Garvey, who spent 2 1/2 years on a marine-life study, is one of 61 Long Islanders with a shot at Intel's top prize: $100,000.
"It's amazing," she said, after learning of the award. "I can't believe it. I was thinking about it the other day and said, 'Nah, it's not going to happen. They pick people in Roslyn, Great Neck, Jericho . . . people who have it all.' "
Garvey -- who lives in a Bay Shore shelter with her parents and her brother and sister, who are 13-year-old twins -- said her family's setbacks are a source of motivation, not just despair.
"I want better, so that's why I do well in school," she said.
While the recognition from Intel surprised the teenager, her mentors said she is a standout.
"The drive she has is unsurpassable," said Garvey's guidance counselor, Karin Feil. "She has overcome more obstacles than any other student I have seen. She takes advantage of anything offered to her."
Garvey's family first became homeless when she was a little girl, she and her father said. She switched elementary schools three times in a single year.
The Garveys' circumstances eventually improved enough for them to live in the same home for several years. But her parents, Leo and Olga, missed work and lost income after a car accident last February. On New Year's Day, behind on their rent, they were forced out of their house and spent a week in a hotel before going to the shelter.
Garvey acknowledges the trauma of being uprooted and the family's financial stress can make it harder for her to focus on school and her goal of becoming a marine biologist.
"You think about what is going on, where you are going to be, off in the middle of nowhere, stuck in a shelter and it worries you," she said. "The house we were living in had a dog, a cat, turtles. Then one day someone turns around and says, 'You have to leave.'
"What are you going to do with your animals? Yourself?"
The dog, a 4-year-old pit bull named Pulga, is in the pound and will likely be euthanized, Garvey said. The cat is staying with a relative and the turtles are at her cabdriver father's dispatch office. She's hopeful that her parents might find a new home within a month. She's not sure what will happen to her pets.
Still, she presses on, maintaining a 3.9 grade-point average and her faith that education will bring her -- and her family -- a better life. She is president of her school's chapter of the National Honor Society and is applying to Brown University, among others.
Rebecca Grella, her science research teacher, mentor and friend, said Garvey will make her mark.
"She is one of the most inquisitive, thought-provoking, respectable minds that I've met," Grella said. "She is willing to accept when something needs to be changed. She is more than humble."
Garvey's Intel project focused on predators' effects on ribbed mussels.
Garvey was named a semifinalist in the national Siemens competition in math, science and technology in October 2010 and started studying mussels in 10th grade. Her findings, which focused on mussels' effect on the health of salt marshes, were published in the Journal of Shellfish Research last summer.
Despite her family's tribulations, Garvey continues to help others in need -- bringing food to school for the hungry and presents for special needs students. She is cheerful and charismatic, Grella said.

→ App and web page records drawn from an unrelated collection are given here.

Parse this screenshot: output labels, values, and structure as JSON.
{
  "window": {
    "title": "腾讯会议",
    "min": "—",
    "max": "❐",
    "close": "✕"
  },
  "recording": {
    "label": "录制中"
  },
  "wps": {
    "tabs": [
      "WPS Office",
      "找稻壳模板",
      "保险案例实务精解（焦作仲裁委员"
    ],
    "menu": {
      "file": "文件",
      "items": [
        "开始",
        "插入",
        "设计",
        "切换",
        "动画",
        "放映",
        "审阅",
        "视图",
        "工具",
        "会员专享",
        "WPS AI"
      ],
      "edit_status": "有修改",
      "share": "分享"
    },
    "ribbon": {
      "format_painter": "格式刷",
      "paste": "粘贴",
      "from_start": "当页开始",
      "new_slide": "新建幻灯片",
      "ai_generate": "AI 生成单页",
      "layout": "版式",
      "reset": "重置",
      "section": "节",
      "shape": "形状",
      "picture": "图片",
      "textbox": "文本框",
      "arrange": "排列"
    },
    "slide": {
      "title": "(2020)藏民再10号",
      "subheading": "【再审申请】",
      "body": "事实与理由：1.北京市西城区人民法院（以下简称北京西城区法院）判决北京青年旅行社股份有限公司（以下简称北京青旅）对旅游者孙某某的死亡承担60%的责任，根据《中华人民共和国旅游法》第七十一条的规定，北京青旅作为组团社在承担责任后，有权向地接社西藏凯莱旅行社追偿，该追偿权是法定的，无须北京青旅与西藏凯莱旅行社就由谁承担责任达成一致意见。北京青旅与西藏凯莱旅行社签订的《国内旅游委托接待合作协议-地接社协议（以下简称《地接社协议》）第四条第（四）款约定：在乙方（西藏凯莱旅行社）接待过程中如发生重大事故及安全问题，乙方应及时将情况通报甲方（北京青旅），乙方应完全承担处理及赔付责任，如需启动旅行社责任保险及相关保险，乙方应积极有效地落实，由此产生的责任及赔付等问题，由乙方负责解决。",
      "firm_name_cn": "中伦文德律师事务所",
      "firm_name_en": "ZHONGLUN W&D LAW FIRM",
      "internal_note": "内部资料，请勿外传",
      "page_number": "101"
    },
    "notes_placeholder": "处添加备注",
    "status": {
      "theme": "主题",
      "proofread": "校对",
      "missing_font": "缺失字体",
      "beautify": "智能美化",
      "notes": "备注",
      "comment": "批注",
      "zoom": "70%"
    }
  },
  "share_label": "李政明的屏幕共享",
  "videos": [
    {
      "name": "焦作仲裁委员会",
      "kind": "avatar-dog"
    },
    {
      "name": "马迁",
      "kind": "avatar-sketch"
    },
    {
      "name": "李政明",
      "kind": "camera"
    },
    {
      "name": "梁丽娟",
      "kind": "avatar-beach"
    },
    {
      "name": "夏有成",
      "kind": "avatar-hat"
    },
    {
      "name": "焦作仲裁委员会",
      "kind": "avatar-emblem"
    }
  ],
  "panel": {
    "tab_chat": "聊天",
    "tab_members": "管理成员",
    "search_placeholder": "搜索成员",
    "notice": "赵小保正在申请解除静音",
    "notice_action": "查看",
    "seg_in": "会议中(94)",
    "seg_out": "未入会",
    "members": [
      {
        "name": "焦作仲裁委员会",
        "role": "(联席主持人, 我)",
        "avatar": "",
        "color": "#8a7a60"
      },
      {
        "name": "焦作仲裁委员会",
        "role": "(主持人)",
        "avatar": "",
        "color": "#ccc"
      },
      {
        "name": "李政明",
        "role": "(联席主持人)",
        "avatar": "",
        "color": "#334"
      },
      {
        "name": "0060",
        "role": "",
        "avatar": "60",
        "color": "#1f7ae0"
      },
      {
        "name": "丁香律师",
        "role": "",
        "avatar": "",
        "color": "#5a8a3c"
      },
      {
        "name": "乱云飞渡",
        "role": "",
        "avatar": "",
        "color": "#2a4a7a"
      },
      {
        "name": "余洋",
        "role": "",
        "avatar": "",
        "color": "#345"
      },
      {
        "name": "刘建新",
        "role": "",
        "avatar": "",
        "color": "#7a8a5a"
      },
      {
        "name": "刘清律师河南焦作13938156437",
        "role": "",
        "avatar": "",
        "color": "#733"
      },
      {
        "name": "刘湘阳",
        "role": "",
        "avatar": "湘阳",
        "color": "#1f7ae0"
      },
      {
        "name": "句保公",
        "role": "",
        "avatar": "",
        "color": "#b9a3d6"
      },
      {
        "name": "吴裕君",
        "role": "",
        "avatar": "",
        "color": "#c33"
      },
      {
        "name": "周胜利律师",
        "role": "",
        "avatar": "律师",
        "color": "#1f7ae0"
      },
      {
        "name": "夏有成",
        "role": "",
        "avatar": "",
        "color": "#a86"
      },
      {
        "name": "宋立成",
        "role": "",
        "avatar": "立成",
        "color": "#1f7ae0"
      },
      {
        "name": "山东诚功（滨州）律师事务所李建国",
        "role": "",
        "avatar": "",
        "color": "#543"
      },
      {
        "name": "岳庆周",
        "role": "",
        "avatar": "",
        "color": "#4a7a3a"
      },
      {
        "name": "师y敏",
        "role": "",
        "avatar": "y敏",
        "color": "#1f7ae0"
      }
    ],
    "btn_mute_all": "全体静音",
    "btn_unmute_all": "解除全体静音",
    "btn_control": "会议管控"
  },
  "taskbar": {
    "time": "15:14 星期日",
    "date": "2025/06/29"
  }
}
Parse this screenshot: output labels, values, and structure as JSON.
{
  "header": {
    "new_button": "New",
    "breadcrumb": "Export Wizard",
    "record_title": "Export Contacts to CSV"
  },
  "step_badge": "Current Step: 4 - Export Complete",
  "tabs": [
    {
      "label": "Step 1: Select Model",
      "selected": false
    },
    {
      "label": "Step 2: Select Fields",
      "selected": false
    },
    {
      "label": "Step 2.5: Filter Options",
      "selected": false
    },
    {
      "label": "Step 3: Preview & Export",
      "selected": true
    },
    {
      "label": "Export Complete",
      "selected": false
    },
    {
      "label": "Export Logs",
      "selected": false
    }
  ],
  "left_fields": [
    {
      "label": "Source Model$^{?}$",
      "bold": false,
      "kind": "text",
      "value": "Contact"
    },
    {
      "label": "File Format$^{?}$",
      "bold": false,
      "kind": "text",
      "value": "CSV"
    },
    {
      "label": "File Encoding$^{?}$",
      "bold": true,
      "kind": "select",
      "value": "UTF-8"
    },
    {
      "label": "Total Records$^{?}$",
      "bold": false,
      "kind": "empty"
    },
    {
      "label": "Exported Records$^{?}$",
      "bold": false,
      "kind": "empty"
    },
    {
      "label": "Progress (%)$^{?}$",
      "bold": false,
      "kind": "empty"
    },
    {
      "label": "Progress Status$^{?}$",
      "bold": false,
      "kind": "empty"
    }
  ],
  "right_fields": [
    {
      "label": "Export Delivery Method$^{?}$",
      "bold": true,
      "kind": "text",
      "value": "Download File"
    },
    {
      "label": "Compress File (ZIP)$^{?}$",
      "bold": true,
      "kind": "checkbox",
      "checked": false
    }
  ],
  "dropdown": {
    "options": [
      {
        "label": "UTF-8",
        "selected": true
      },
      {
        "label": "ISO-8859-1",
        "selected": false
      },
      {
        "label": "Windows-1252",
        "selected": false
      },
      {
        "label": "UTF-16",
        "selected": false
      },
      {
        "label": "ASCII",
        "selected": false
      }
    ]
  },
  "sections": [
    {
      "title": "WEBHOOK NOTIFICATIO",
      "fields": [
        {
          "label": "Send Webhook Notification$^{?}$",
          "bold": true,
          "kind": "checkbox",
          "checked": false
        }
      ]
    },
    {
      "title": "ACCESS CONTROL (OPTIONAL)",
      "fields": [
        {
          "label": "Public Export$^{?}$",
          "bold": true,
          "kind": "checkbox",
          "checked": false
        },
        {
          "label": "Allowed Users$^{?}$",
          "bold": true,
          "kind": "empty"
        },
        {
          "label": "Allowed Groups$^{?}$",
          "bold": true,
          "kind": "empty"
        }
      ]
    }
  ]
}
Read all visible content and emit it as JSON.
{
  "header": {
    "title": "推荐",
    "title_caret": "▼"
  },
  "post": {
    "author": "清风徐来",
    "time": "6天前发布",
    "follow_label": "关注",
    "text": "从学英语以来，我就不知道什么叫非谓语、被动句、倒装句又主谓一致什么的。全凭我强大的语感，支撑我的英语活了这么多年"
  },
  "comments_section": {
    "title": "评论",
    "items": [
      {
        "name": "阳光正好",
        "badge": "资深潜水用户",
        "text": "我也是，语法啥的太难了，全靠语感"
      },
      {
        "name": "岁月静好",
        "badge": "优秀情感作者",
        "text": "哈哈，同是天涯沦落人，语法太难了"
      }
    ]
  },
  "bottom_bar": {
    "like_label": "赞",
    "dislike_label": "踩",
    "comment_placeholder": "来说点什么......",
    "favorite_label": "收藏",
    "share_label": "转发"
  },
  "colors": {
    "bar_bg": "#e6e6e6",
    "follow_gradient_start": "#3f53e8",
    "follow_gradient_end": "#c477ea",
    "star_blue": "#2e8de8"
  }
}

"She is steadfast and determined not to be a victim," the teacher said. "She will not complain. She has been a gift and a light in my life."
Feil, the guidance counselor, said she's ranked fourth in a class of 433. Garvey's course load is heavy; she's enrolled in Advanced Placement courses in biology, statistics, literature and composition, and politics. She's also studying Italian and playing the violin.
She and Grella credit her parents for encouraging her and for driving her wherever she needs to go to complete her research.
Leo Garvey said his daughter has pushed herself all her life.
"I'm always bragging about her," he said. "She sets her mind to something and she goes for it. She amazes me all of the time."
Samantha Garvey's study
Samantha Garvey's Intel project focused on the effects of predators on ribbed mussels.
The results showed that mussels exposed to crabs grew thicker, heavier shells to protect themselves.
Mussels are critical to marshes in part because they filter contaminants out of the water and excrete valued nutrients. The marshes serve as an essential barrier between the ocean and Long Island and also provide nurseries for myriad fish and other sea life.
-- JO NAPOLITANO